Josh Crane is a cyclist and coffee enthusiast who, while in the midst of applying to medical school, did an about-face and decided instead to become a coffee roaster with a twist: He delivers almost all of the coffee he roasts in a bike trailer. His company is The Coffee Ride and it was founded in Boulder, Colorado, in 2015.
Josh started the company because he wanted to share his love of coffee with others and create a business model in which, as he explains it, “Everyone wins, from the farmers to the consumers.” When Josh first started roasting coffee, he made it for friends at work “because they only brought in terrible coffee,” he says. It turned out that his bike commute to work and making coffee for his colleagues were the two best parts of his day. That’s when he decided to combine these two sources of happiness and “do it for the rest of my life.” It wasn’t long before Josh sold his car to buy a coffee roaster.
When sourcing his coffee, Josh uses the “direct-trade” model. This model takes out the importer/exporter middleman and creates a closer connection between the growers and the roasters. There’s no direct-trade third-party certification—or even consensus on what direct trade entails—but Josh sees it as a mutually beneficial collaboration that results in better-quality, more-consistent coffee; better pay for bean growers; and a more unique coffee bean selection with increased traceability.
While the coffee Josh sources is generally not certified organic, certified fair trade, or certified shade-grown, he sources from growers who go above what’s required for certification. So why aren’t these growers certified? Cost. For small farms and cooperatives, certification can be prohibitively expensive.
Josh taught himself to roast. He researched the process and made many mistakes, but over time he’s developed his own style. Roasting coffee gives him an opportunity to express his nerdy scientist and his artistic sides.

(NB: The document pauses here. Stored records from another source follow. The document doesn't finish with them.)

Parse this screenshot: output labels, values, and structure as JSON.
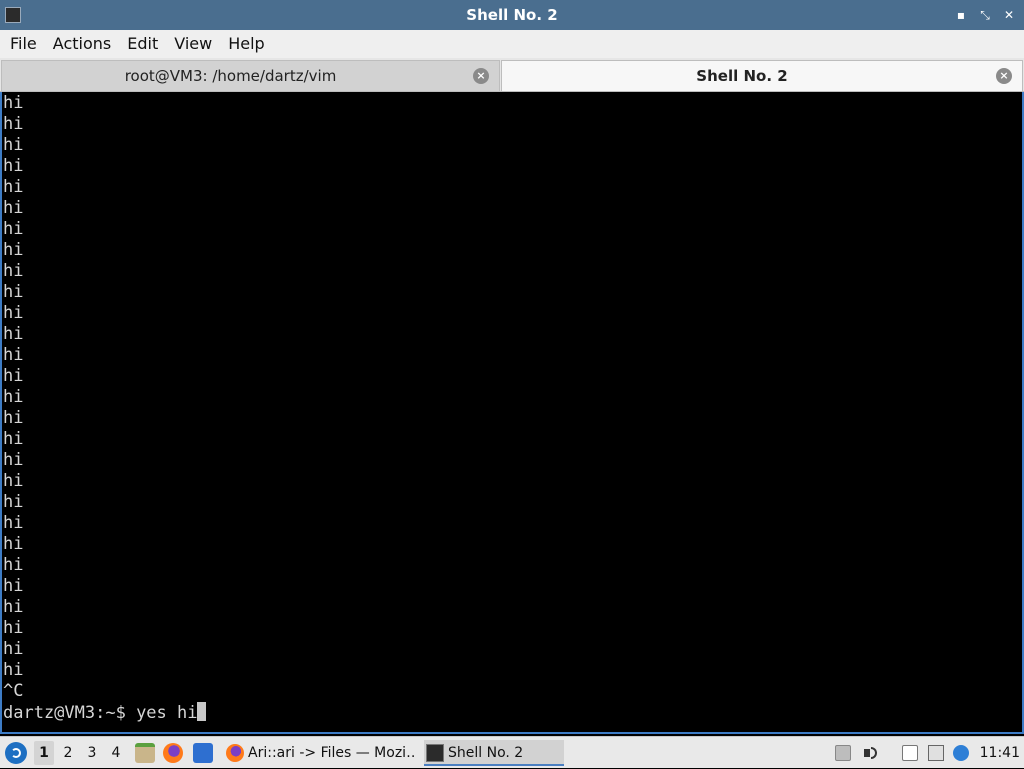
{
  "window": {
    "title": "Shell No. 2",
    "controls": {
      "minimize": "▪",
      "restore": "⤡",
      "close": "✕"
    }
  },
  "menubar": {
    "items": [
      "File",
      "Actions",
      "Edit",
      "View",
      "Help"
    ]
  },
  "tabs": [
    {
      "label": "root@VM3: /home/dartz/vim",
      "active": false
    },
    {
      "label": "Shell No. 2",
      "active": true
    }
  ],
  "terminal": {
    "output_lines": [
      "hi",
      "hi",
      "hi",
      "hi",
      "hi",
      "hi",
      "hi",
      "hi",
      "hi",
      "hi",
      "hi",
      "hi",
      "hi",
      "hi",
      "hi",
      "hi",
      "hi",
      "hi",
      "hi",
      "hi",
      "hi",
      "hi",
      "hi",
      "hi",
      "hi",
      "hi",
      "hi",
      "hi",
      "^C"
    ],
    "prompt": "dartz@VM3:~$ ",
    "command": "yes hi"
  },
  "taskbar": {
    "workspaces": [
      "1",
      "2",
      "3",
      "4"
    ],
    "active_workspace": "1",
    "tasks": [
      {
        "label": "Ari::ari -> Files — Mozi…",
        "icon": "firefox-icon"
      },
      {
        "label": "Shell No. 2",
        "icon": "terminal-icon",
        "active": true
      }
    ],
    "clock": "11:41"
  },
  "colors": {
    "titlebar": "#4a6e8f",
    "terminal_bg": "#000000",
    "terminal_fg": "#d6d6d6",
    "terminal_border": "#3d7cc6"
  }
}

For now, most of Josh’s customers live in Boulder and he delivers to them by bike. He roasts all his coffee on Wednesdays and delivers it on Thursdays, riding approximately 40 miles to ensure that the product is as fresh as possible. Josh reduces his carbon footprint in other ways too. He uses compostable coffee bags and labels made of 100% recycled burlap coffee bags.
As Josh imagines the future for The Coffee Ride, he envisions a day when there are several bike delivery folks in Boulder and Coffee Ride hubs in cities throughout the country. But right now he’s dealing with the realities of being a small business, starting from scratch, and trying to build momentum. “You have a very small voice that you’re trying to get out, but you don’t have a bunch of money to advertise. Instead, you have to get creative about how to showcase what you love, what you’re passionate about, and your inspiring story to attract customers who share your values,” he says.
Want to support Josh’s vision and try his direct trade coffee? Visit the Hatch Lab shop to order a limited-edition Roaster’s Choice Coffee Set, which includes three 4-ounce bags of beans.